New Alzheimer’s Clinical Trial Results


WVU team and Judi captionWest Virginia University’s Rockefeller Neuroscience Institute partnered with Weill Cornell Medicine to publish initial results from their clinical trials using focused ultrasound to open the blood-brain barrier in patients with early-onset Alzheimer’s disease.

In the first six patients of the ongoing, multicenter, phase II trial, successful opening of the blood-brain barrier was demonstrated in two regions of the brain: the hippocampus and the entorhinal cortex. These results confirm previous studies that have demonstrated that the BBB can be safely, reversibly, and repeatedly opened in humans using a combination of focused ultrasound and microbubbles. The study is using Insightec’s ExAblate Neuro device.

“The results of this trial further confirm the feasibility and safety of opening the blood brain barrier in patients with Alzheimer’s disease,” said Foundation Chairman Neal F. Kassell, MD. “This study represents an important step in the path that will potentially lead to a new approach for treating certain patients who are suffering with this devastating disease.”

According to the study, the six subjects underwent 17 focused ultrasound treatments. No adverse events were reported, and cognitive and neurological testing showed no clinical changes within the follow-up period of up to 15 months.

“The blood brain barrier has long presented a challenge in treating the most pressing neurological disorders,” said Ali Rezai, MD, Chair of the Rockefeller Neuroscience Institute. “The ability to noninvasively and reversibly open the blood-brain barrier in deep brain areas such as the hippocampus offers a new potential in developing treatments for Alzheimer’s disease.”

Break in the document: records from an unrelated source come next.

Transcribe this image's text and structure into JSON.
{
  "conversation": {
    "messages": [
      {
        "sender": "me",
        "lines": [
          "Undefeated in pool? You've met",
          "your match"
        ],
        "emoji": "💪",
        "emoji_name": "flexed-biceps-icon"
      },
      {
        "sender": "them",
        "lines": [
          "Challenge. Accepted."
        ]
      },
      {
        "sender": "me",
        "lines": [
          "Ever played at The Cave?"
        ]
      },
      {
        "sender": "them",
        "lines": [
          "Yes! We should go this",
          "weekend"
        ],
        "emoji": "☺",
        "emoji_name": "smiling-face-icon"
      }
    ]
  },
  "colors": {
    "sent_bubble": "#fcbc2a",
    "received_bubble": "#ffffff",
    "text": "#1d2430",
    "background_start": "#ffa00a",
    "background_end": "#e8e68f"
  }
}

Looking ahead, the team believes that “focal BBB opening will allow targeted delivery of therapeutics to meaningful volumes of essential brain structures in Alzheimer’s disease and other neurological conditions.”

See “Noninvasive hippocampal blood−brain barrier opening in Alzheimer’s disease with focused ultrasound” in the Proceedings of the National Academy of Sciences (PNAS) >

See the WVU Medicine Press Release >